(Entries provided Opens)

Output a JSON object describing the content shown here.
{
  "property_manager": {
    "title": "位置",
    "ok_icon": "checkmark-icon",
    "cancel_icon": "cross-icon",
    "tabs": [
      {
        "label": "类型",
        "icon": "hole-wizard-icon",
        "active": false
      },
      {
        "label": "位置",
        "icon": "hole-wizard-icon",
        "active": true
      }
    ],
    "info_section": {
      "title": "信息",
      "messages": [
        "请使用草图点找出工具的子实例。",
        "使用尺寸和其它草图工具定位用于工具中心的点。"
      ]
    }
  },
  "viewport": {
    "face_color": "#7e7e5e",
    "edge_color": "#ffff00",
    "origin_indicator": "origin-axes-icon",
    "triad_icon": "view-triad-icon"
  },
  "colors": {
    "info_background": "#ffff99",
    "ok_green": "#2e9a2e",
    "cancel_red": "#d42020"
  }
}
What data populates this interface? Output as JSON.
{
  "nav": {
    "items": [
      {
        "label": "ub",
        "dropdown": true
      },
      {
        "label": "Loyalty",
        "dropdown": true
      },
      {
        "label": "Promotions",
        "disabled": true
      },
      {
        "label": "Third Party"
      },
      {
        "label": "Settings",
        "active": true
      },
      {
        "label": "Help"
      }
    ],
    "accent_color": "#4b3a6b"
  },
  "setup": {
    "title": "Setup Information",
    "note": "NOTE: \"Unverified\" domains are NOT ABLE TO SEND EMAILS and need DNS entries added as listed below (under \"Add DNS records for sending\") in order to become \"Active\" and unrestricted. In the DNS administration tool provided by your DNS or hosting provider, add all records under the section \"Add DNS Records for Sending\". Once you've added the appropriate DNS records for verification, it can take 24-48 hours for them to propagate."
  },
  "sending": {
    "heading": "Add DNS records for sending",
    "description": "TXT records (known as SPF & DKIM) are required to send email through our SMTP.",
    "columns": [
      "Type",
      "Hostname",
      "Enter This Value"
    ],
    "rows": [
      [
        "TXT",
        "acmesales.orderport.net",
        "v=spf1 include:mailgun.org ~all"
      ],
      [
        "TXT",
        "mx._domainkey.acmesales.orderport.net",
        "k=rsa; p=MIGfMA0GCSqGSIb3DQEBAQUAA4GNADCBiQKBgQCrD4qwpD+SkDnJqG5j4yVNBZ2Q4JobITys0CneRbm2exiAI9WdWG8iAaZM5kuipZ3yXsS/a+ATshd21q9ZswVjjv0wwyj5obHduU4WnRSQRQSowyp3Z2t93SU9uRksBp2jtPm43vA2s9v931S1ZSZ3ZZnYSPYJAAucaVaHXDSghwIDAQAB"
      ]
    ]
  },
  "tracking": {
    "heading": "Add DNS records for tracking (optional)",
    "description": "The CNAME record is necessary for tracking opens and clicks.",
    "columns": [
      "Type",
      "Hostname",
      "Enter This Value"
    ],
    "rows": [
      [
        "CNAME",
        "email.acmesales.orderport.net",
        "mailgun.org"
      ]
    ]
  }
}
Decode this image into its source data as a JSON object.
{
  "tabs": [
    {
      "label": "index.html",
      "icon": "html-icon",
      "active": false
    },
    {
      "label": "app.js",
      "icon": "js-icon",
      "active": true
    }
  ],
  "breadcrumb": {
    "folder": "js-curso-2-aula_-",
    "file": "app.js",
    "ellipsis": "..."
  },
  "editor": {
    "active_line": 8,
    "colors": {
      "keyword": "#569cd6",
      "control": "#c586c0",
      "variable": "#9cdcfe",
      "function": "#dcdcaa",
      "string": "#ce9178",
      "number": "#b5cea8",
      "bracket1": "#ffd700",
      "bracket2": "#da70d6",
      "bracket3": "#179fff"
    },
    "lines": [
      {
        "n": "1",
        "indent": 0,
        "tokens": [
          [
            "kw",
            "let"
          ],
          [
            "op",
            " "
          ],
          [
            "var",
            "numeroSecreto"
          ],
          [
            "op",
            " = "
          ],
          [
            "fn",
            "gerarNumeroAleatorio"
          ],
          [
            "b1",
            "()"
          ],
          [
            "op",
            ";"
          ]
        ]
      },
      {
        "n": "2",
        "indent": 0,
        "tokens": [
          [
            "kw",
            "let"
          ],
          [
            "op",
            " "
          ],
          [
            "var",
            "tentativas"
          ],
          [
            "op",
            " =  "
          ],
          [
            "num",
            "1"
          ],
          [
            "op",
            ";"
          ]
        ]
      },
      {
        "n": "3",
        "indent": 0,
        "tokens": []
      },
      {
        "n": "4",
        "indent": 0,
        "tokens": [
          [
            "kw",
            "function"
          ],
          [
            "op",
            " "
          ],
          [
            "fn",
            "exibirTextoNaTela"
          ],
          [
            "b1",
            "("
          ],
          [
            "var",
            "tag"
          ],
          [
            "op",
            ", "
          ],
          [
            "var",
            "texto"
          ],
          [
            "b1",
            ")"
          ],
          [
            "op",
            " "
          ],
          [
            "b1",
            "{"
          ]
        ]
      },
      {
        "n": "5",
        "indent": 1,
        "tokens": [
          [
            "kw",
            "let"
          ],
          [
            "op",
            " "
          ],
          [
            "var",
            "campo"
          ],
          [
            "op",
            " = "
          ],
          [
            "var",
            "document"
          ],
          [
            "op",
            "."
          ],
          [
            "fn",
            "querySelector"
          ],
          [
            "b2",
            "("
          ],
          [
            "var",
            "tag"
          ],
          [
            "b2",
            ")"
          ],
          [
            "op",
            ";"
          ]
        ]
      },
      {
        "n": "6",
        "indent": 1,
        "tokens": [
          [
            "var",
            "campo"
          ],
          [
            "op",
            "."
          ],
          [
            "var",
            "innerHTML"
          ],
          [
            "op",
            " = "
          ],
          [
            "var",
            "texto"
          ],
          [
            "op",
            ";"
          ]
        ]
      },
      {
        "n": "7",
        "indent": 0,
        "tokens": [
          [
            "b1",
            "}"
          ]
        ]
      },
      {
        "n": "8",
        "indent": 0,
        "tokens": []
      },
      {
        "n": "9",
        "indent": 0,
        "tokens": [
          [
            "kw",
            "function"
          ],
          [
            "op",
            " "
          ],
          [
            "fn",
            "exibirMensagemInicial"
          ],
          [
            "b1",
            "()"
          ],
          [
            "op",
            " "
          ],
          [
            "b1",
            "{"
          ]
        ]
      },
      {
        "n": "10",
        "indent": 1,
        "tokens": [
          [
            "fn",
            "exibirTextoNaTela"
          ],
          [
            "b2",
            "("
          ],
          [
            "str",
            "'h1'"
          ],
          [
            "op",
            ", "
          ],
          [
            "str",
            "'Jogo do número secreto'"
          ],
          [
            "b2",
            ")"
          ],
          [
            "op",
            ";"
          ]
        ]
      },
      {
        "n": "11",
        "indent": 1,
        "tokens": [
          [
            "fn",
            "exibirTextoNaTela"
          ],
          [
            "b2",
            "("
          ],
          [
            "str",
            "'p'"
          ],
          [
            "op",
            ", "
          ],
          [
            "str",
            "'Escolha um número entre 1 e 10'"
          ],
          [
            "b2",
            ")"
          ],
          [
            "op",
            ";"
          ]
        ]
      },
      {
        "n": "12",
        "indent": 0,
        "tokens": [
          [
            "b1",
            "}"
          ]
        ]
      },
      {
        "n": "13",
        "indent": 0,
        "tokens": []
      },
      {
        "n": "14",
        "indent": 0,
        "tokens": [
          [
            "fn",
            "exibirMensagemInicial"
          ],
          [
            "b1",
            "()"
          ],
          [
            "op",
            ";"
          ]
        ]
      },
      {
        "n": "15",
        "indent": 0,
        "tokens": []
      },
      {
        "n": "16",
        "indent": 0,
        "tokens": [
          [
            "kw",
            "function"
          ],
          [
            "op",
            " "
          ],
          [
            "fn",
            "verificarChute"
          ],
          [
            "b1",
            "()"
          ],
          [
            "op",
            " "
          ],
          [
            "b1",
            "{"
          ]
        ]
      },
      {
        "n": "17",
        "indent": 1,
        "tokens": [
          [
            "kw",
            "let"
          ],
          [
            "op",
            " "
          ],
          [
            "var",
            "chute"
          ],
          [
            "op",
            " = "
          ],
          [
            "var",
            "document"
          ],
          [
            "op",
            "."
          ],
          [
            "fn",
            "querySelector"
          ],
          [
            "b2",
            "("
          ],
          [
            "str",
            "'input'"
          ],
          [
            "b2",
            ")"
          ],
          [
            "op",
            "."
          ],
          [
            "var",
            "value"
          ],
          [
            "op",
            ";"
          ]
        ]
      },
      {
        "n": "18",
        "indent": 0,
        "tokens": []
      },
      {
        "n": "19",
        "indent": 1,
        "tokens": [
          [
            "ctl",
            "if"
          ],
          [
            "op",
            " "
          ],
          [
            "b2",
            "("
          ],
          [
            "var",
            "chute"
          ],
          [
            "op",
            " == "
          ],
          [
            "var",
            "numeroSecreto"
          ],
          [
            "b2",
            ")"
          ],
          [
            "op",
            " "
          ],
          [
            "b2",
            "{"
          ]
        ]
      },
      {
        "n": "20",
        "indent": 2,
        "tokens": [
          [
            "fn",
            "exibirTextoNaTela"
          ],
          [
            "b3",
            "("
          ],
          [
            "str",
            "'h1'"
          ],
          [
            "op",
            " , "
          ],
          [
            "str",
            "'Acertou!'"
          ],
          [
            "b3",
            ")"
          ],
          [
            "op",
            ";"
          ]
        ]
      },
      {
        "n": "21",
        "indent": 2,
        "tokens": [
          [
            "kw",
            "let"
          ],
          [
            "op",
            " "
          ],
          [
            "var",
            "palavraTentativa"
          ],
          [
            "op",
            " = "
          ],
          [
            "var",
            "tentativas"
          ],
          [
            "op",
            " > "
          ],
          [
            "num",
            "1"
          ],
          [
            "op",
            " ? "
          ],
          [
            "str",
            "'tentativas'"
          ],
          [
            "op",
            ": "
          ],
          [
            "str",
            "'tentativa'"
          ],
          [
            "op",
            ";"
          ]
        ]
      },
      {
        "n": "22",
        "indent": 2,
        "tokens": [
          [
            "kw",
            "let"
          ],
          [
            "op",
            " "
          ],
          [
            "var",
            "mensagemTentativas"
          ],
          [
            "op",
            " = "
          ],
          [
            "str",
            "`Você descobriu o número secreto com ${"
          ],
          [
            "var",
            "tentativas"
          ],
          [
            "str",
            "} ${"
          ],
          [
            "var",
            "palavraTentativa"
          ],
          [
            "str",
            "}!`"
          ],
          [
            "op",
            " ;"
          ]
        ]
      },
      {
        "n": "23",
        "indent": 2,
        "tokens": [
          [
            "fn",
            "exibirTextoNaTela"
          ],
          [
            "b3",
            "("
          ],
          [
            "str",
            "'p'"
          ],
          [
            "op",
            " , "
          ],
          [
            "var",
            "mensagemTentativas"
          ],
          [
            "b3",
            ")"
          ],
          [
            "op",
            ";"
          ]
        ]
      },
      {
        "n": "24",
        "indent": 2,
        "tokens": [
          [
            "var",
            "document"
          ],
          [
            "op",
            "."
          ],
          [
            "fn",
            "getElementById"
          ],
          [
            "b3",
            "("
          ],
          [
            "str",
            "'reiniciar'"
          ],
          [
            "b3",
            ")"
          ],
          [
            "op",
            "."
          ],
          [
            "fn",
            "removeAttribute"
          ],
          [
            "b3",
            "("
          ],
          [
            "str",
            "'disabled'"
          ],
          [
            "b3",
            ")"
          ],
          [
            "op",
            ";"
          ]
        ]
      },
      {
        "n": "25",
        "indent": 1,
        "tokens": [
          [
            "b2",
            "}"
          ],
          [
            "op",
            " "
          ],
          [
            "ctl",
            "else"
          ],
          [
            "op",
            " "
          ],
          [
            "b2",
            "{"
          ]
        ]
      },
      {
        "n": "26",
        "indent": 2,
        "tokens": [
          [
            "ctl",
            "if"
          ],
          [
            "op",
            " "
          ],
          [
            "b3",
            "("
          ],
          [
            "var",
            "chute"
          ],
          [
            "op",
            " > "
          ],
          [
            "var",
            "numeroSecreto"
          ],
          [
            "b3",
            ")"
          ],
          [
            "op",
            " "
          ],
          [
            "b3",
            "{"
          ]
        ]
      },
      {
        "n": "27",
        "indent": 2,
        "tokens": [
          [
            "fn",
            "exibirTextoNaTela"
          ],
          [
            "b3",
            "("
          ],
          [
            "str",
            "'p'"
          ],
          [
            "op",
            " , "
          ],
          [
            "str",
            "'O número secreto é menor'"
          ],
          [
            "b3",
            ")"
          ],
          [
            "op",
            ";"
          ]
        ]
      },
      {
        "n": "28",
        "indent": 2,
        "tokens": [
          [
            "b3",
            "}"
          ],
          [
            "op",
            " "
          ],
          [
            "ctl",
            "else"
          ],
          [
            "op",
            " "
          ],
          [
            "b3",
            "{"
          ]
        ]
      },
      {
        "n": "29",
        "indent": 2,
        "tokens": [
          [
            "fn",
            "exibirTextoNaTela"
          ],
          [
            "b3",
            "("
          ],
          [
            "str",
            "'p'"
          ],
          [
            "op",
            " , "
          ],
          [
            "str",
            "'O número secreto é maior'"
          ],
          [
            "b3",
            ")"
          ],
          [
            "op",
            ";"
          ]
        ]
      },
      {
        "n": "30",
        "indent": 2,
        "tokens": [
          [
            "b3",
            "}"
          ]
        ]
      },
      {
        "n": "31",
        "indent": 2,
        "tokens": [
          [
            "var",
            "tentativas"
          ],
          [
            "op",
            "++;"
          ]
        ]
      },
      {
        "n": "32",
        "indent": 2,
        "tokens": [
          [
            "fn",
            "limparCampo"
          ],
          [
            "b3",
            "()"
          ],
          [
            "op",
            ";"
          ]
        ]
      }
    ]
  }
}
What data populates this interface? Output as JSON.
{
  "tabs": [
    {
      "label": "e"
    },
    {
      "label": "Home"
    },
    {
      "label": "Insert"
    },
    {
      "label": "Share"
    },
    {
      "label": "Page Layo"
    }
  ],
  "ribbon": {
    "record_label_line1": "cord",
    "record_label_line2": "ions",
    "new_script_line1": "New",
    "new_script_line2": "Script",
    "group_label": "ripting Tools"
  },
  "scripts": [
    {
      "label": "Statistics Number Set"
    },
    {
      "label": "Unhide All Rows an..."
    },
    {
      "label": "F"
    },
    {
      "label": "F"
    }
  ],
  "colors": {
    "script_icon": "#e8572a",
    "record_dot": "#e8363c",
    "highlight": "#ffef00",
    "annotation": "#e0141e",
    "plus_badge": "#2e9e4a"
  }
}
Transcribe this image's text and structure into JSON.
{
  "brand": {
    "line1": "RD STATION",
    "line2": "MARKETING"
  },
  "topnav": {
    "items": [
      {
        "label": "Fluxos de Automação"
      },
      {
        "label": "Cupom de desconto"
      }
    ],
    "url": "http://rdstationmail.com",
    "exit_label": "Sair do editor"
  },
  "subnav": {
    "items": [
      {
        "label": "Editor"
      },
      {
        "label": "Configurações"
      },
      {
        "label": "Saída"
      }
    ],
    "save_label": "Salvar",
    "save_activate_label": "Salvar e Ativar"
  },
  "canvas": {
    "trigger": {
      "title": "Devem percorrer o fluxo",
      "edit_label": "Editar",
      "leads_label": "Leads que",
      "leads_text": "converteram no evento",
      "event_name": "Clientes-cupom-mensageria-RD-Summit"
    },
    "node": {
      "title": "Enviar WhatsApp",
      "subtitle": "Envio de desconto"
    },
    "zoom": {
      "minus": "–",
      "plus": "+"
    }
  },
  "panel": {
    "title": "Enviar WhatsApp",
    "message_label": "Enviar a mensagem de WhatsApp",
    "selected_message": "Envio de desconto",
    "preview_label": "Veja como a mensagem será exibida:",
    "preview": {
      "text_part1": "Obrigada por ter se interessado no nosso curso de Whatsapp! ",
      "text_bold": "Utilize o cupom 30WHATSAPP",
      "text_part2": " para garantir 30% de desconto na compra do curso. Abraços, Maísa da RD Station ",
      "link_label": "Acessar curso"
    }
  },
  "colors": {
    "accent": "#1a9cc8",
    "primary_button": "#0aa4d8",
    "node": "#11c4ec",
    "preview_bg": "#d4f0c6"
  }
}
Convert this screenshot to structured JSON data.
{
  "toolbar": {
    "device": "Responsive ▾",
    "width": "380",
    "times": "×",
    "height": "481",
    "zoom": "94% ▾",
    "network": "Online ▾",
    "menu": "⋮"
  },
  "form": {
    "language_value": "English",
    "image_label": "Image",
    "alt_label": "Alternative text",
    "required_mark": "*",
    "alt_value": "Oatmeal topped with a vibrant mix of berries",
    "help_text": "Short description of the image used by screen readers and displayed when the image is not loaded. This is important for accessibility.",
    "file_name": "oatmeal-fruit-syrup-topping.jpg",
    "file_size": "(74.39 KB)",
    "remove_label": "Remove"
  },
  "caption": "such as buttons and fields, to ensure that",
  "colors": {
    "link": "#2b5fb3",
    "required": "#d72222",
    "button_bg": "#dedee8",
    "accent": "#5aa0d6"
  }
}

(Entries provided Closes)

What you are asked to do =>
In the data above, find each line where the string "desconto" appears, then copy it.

Written answer =>
        "label": "Cupom de desconto"
      "subtitle": "Envio de desconto"
    "selected_message": "Envio de desconto",
      "text_part2": " para garantir 30% de desconto na compra do curso. Abraços, Maísa da RD Station ",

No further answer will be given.